Protesters called for the full withdrawal of US troops from Pakistan and Afghanistan.
Thousands of Indonesians have gathered outside the US embassy in Jakarta to protest against an upcoming visit of US President Barack Obama.
The protesters marched on the US embassy in Jakarta and called for the full withdrawal of US troops from Pakistan and Afghanistan.
They also asked Washington to stop its "blind support for Israel."
"We're going to change our assessment of Obama only when Obama withdraws all the American troops from Iraq and Afghanistan and stops the attacks in the border region of Pakistan and Afghanistan and stops the blind support for Israel," the Associated Press quoted a prominent participant as saying.
"We don't see the differences between Obama and Bush, they both oppress Muslims, they both have blood on their hands," CNN quoted Ismail Yusanto, a spokesman for a Muslim group in Indonesia.
"That's why we reject Obama and we don't believe that he's reaching out to Muslims."
The spokesman said about 20,000 people attended the rallies.
Obama will make a stop in Indonesia on Tuesday as part of his 10-day Asia tour.
The US president is in New Delhi now, where he was greeted by nationwide protests.
In reaction to the visit, victims of a toxic tragedy in the city of Bhopal held a sit-in, demanding compensation for the fatal incident.
More than 500,000 people were exposed to toxic gas after 40 tons of deadly chemical leaked at the Indian subsidiary of the US Corporation Union Carbide on December 3, 1984.
The protesters are also demanding President Obama take action against the Union Carbide and Dow Chemicals for breaching the law for many years.
People also gathered in the eastern state of Orissa, protesting against President Obama's presence in the country, arguing that he has been unable to maintain peace in developing countries.
Meanwhile, the Kashmir Action Committee staged a demonstration in Pakistan's Lahore, calling on the US president to take a strong stance against the Indian government's crackdown on the Kashmiris.
More than 100 people have been killed in Indian-administered Kashmir since June, when the residents began holding anti-India demonstrations.
President Obama's decision to spend three days in India, while bypassing Pakistan, has also come under fierce criticism.

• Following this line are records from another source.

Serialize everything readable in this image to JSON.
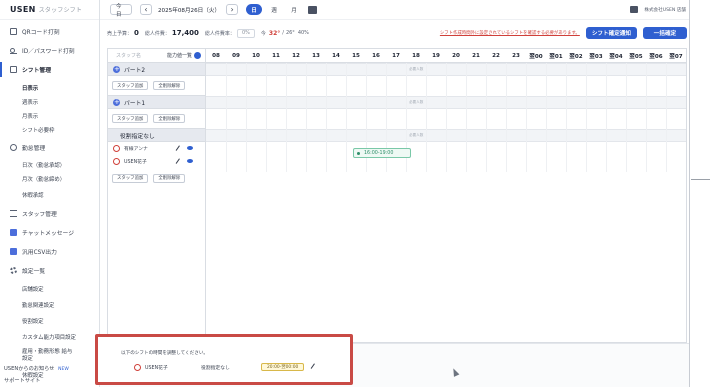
{
  "sidebar": {
    "brand_main": "USEN",
    "brand_sub": "スタッフシフト",
    "items": [
      {
        "label": "QRコード打刻",
        "icon": "qr-code-icon"
      },
      {
        "label": "ID／パスワード打刻",
        "icon": "key-icon"
      },
      {
        "label": "シフト管理",
        "icon": "calendar-icon"
      }
    ],
    "shift_sub": [
      "日表示",
      "週表示",
      "月表示",
      "シフト必要枠"
    ],
    "attendance_label": "勤怠管理",
    "attendance_sub": [
      "日次（勤怠承認）",
      "月次（勤怠締め）",
      "休暇承認"
    ],
    "staff_label": "スタッフ管理",
    "chat_label": "チャットメッセージ",
    "csv_label": "汎用CSV出力",
    "settings_label": "設定一覧",
    "settings_sub": [
      "店舗設定",
      "勤怠関連設定",
      "役割設定",
      "カスタム能力項目設定",
      "雇用・勤務形態 給与設定",
      "休暇設定"
    ],
    "news_label": "USENからのお知らせ",
    "news_tag": "NEW",
    "support_label": "サポートサイト"
  },
  "topbar": {
    "today_label": "今日",
    "date_label": "2025年08月26日（火）",
    "prev_icon": "chevron-left-icon",
    "next_icon": "chevron-right-icon",
    "view_day": "日",
    "view_week": "週",
    "view_month": "月",
    "calendar_icon": "calendar-icon",
    "chat_icon": "chat-icon",
    "user_label": "株式会社USEN 店舗"
  },
  "stats": {
    "sales_label": "売上予算：",
    "sales_value": "0",
    "labor_label": "総人件費：",
    "labor_value": "17,400",
    "ratio_label": "総人件費率：",
    "ratio_value": "0%",
    "weather_label": "今",
    "temp_high": "32°",
    "temp_low": "26°",
    "precip": "40%",
    "warning_text": "シフト作成時間外に設定されているシフトを確認する必要があります。",
    "notify_button": "シフト確定通知",
    "confirm_button": "一括確定"
  },
  "grid": {
    "search_placeholder": "スタッフ名",
    "filter_label": "能力値一覧",
    "hours": [
      "08",
      "09",
      "10",
      "11",
      "12",
      "13",
      "14",
      "15",
      "16",
      "17",
      "18",
      "19",
      "20",
      "21",
      "22",
      "23",
      "翌00",
      "翌01",
      "翌02",
      "翌03",
      "翌04",
      "翌05",
      "翌06",
      "翌07"
    ],
    "need_label": "必要人数",
    "groups": [
      {
        "title": "パート2",
        "add_staff": "スタッフ追加",
        "bulk_delete": "全削除解除"
      },
      {
        "title": "パート1",
        "add_staff": "スタッフ追加",
        "bulk_delete": "全削除解除"
      }
    ],
    "no_role_title": "役割指定なし",
    "staff": [
      {
        "name": "有線アンナ"
      },
      {
        "name": "USEN花子"
      }
    ],
    "no_role_add": "スタッフ追加",
    "no_role_delete": "全削除解除",
    "shift_time": "16:00-19:00"
  },
  "warning_panel": {
    "message": "以下のシフトの時間を調整してください。",
    "staff_name": "USEN花子",
    "role": "役割指定なし",
    "time": "20:00-翌00:00"
  }
}
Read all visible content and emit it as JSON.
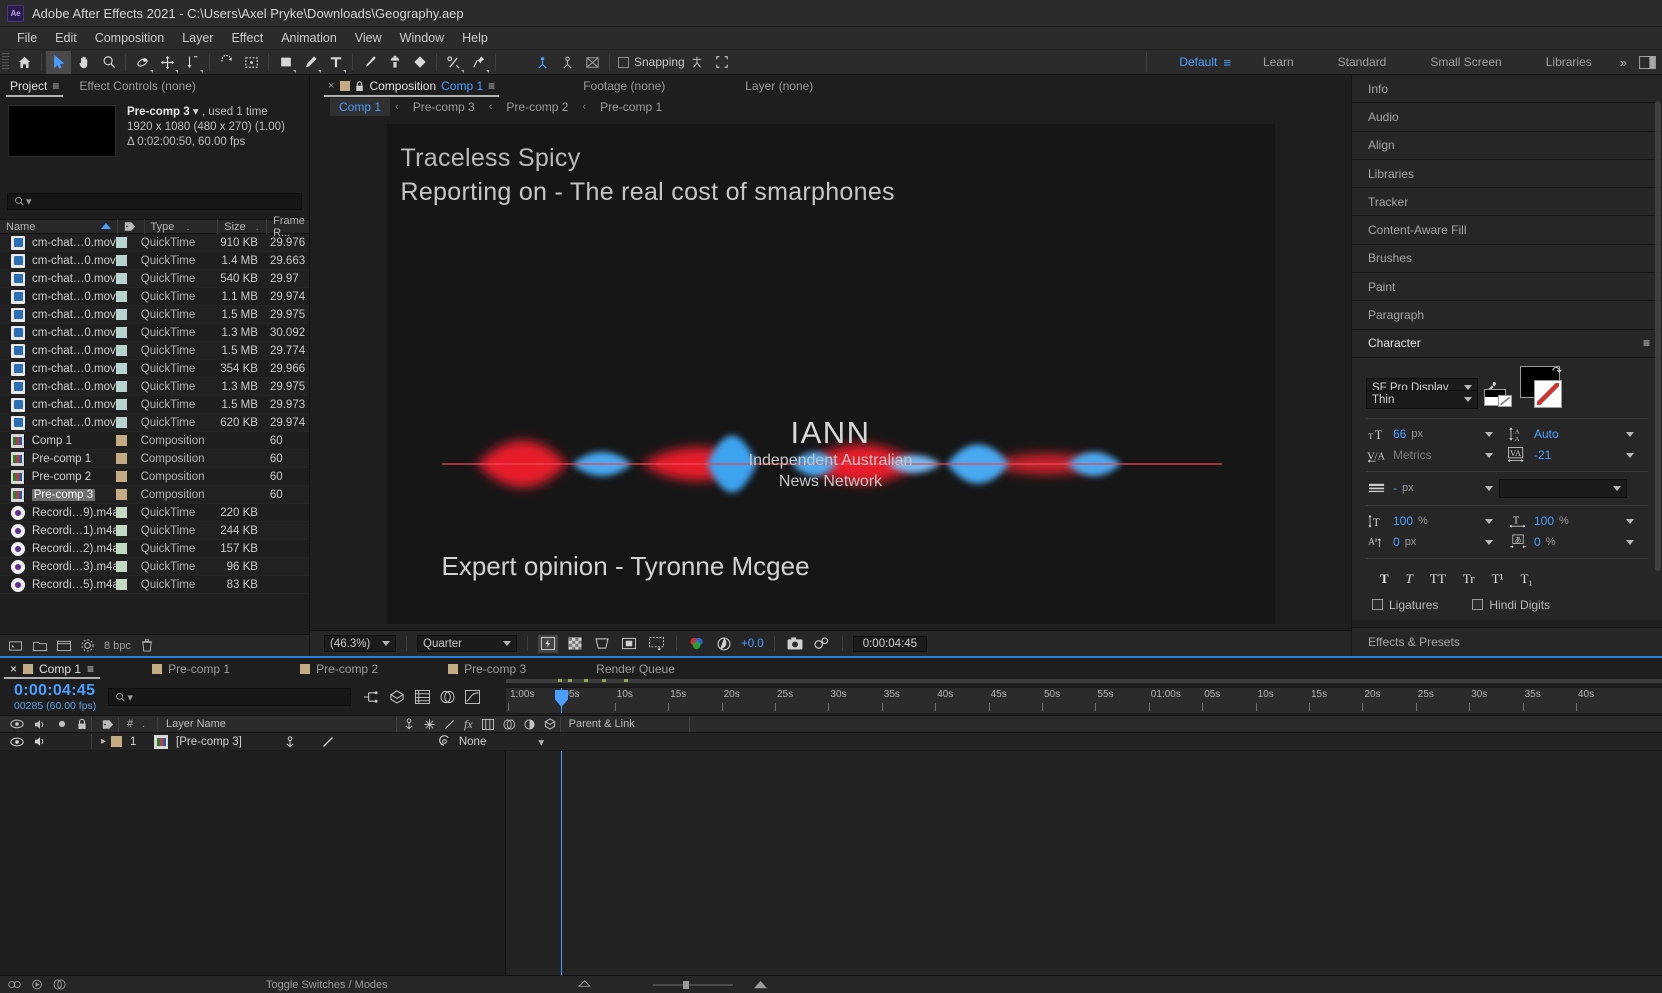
{
  "window": {
    "app_title": "Adobe After Effects 2021 - C:\\Users\\Axel Pryke\\Downloads\\Geography.aep",
    "logo": "Ae"
  },
  "menubar": [
    "File",
    "Edit",
    "Composition",
    "Layer",
    "Effect",
    "Animation",
    "View",
    "Window",
    "Help"
  ],
  "toolbar": {
    "snapping_label": "Snapping",
    "workspaces": [
      "Default",
      "Learn",
      "Standard",
      "Small Screen",
      "Libraries"
    ],
    "active_workspace": "Default"
  },
  "project_panel": {
    "tabs": [
      {
        "label": "Project",
        "active": true
      },
      {
        "label": "Effect Controls (none)",
        "active": false
      }
    ],
    "selected_item": {
      "name": "Pre-comp 3",
      "usage": ", used 1 time",
      "dimensions": "1920 x 1080  (480 x 270) (1.00)",
      "duration": "Δ 0:02:00:50, 60.00 fps"
    },
    "search_placeholder": "",
    "columns": [
      "Name",
      "Type",
      "Size",
      "Frame R..."
    ],
    "items": [
      {
        "name": "cm-chat…0.mov",
        "kind": "mov",
        "type": "QuickTime",
        "size": "910 KB",
        "framerate": "29.976",
        "selected": false
      },
      {
        "name": "cm-chat…0.mov",
        "kind": "mov",
        "type": "QuickTime",
        "size": "1.4 MB",
        "framerate": "29.663",
        "selected": false
      },
      {
        "name": "cm-chat…0.mov",
        "kind": "mov",
        "type": "QuickTime",
        "size": "540 KB",
        "framerate": "29.97",
        "selected": false
      },
      {
        "name": "cm-chat…0.mov",
        "kind": "mov",
        "type": "QuickTime",
        "size": "1.1 MB",
        "framerate": "29.974",
        "selected": false
      },
      {
        "name": "cm-chat…0.mov",
        "kind": "mov",
        "type": "QuickTime",
        "size": "1.5 MB",
        "framerate": "29.975",
        "selected": false
      },
      {
        "name": "cm-chat…0.mov",
        "kind": "mov",
        "type": "QuickTime",
        "size": "1.3 MB",
        "framerate": "30.092",
        "selected": false
      },
      {
        "name": "cm-chat…0.mov",
        "kind": "mov",
        "type": "QuickTime",
        "size": "1.5 MB",
        "framerate": "29.774",
        "selected": false
      },
      {
        "name": "cm-chat…0.mov",
        "kind": "mov",
        "type": "QuickTime",
        "size": "354 KB",
        "framerate": "29.966",
        "selected": false
      },
      {
        "name": "cm-chat…0.mov",
        "kind": "mov",
        "type": "QuickTime",
        "size": "1.3 MB",
        "framerate": "29.975",
        "selected": false
      },
      {
        "name": "cm-chat…0.mov",
        "kind": "mov",
        "type": "QuickTime",
        "size": "1.5 MB",
        "framerate": "29.973",
        "selected": false
      },
      {
        "name": "cm-chat…0.mov",
        "kind": "mov",
        "type": "QuickTime",
        "size": "620 KB",
        "framerate": "29.974",
        "selected": false
      },
      {
        "name": "Comp 1",
        "kind": "comp",
        "type": "Composition",
        "size": "",
        "framerate": "60",
        "selected": false
      },
      {
        "name": "Pre-comp 1",
        "kind": "comp",
        "type": "Composition",
        "size": "",
        "framerate": "60",
        "selected": false
      },
      {
        "name": "Pre-comp 2",
        "kind": "comp",
        "type": "Composition",
        "size": "",
        "framerate": "60",
        "selected": false
      },
      {
        "name": "Pre-comp 3",
        "kind": "comp",
        "type": "Composition",
        "size": "",
        "framerate": "60",
        "selected": true
      },
      {
        "name": "Recordi…9).m4a",
        "kind": "aud",
        "type": "QuickTime",
        "size": "220 KB",
        "framerate": "",
        "selected": false
      },
      {
        "name": "Recordi…1).m4a",
        "kind": "aud",
        "type": "QuickTime",
        "size": "244 KB",
        "framerate": "",
        "selected": false
      },
      {
        "name": "Recordi…2).m4a",
        "kind": "aud",
        "type": "QuickTime",
        "size": "157 KB",
        "framerate": "",
        "selected": false
      },
      {
        "name": "Recordi…3).m4a",
        "kind": "aud",
        "type": "QuickTime",
        "size": "96 KB",
        "framerate": "",
        "selected": false
      },
      {
        "name": "Recordi…5).m4a",
        "kind": "aud",
        "type": "QuickTime",
        "size": "83 KB",
        "framerate": "",
        "selected": false
      }
    ],
    "footer": {
      "bit_depth": "8 bpc"
    }
  },
  "comp_panel": {
    "tabs": [
      {
        "label_prefix": "Composition",
        "label_name": "Comp 1",
        "active": true
      },
      {
        "label": "Footage (none)",
        "active": false
      },
      {
        "label": "Layer (none)",
        "active": false
      }
    ],
    "breadcrumbs": [
      "Comp 1",
      "Pre-comp 3",
      "Pre-comp 2",
      "Pre-comp 1"
    ],
    "active_breadcrumb": "Comp 1",
    "canvas": {
      "title_line1": "Traceless Spicy",
      "title_line2": "Reporting on - The real cost of smarphones",
      "logo_main": "IANN",
      "logo_sub1": "Independent Australian",
      "logo_sub2": "News Network",
      "footer_text": "Expert opinion - Tyronne Mcgee"
    },
    "footer": {
      "zoom": "(46.3%)",
      "resolution": "Quarter",
      "exposure": "+0.0",
      "timecode": "0:00:04:45"
    }
  },
  "right_dock": {
    "panels": [
      "Info",
      "Audio",
      "Align",
      "Libraries",
      "Tracker",
      "Content-Aware Fill",
      "Brushes",
      "Paint",
      "Paragraph"
    ],
    "character": {
      "title": "Character",
      "font_family": "SF Pro Display",
      "font_style": "Thin",
      "font_size": "66",
      "font_size_unit": "px",
      "leading": "Auto",
      "kerning": "Metrics",
      "tracking": "-21",
      "stroke_width": "-",
      "stroke_width_unit": "px",
      "stroke_style": "",
      "vertical_scale": "100",
      "vertical_scale_unit": "%",
      "horizontal_scale": "100",
      "horizontal_scale_unit": "%",
      "baseline_shift": "0",
      "baseline_shift_unit": "px",
      "tsume": "0",
      "tsume_unit": "%",
      "style_buttons": [
        "T",
        "T",
        "TT",
        "Tr",
        "T¹",
        "T₁"
      ],
      "ligatures_label": "Ligatures",
      "hindi_label": "Hindi Digits"
    },
    "effects_presets": "Effects & Presets"
  },
  "timeline": {
    "tabs": [
      {
        "label": "Comp 1",
        "active": true
      },
      {
        "label": "Pre-comp 1",
        "active": false
      },
      {
        "label": "Pre-comp 2",
        "active": false
      },
      {
        "label": "Pre-comp 3",
        "active": false
      },
      {
        "label": "Render Queue",
        "active": false,
        "noswatch": true
      }
    ],
    "current_time": "0:00:04:45",
    "frame_info": "00285 (60.00 fps)",
    "search_placeholder": "",
    "columns": {
      "layer_name": "Layer Name",
      "parent_link": "Parent & Link",
      "number": "#"
    },
    "layers": [
      {
        "index": "1",
        "name": "[Pre-comp 3]",
        "parent": "None"
      }
    ],
    "ruler_ticks": [
      "1:00s",
      "05s",
      "10s",
      "15s",
      "20s",
      "25s",
      "30s",
      "35s",
      "40s",
      "45s",
      "50s",
      "55s",
      "01:00s",
      "05s",
      "10s",
      "15s",
      "20s",
      "25s",
      "30s",
      "35s",
      "40s"
    ],
    "footer_label": "Toggle Switches / Modes"
  }
}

A Washington Post report said that the move has sparked anxiety among government officials in Islamabad due to fears that the US president's visit could likely upset the delicate balance of power between the two nuclear-armed neighbors.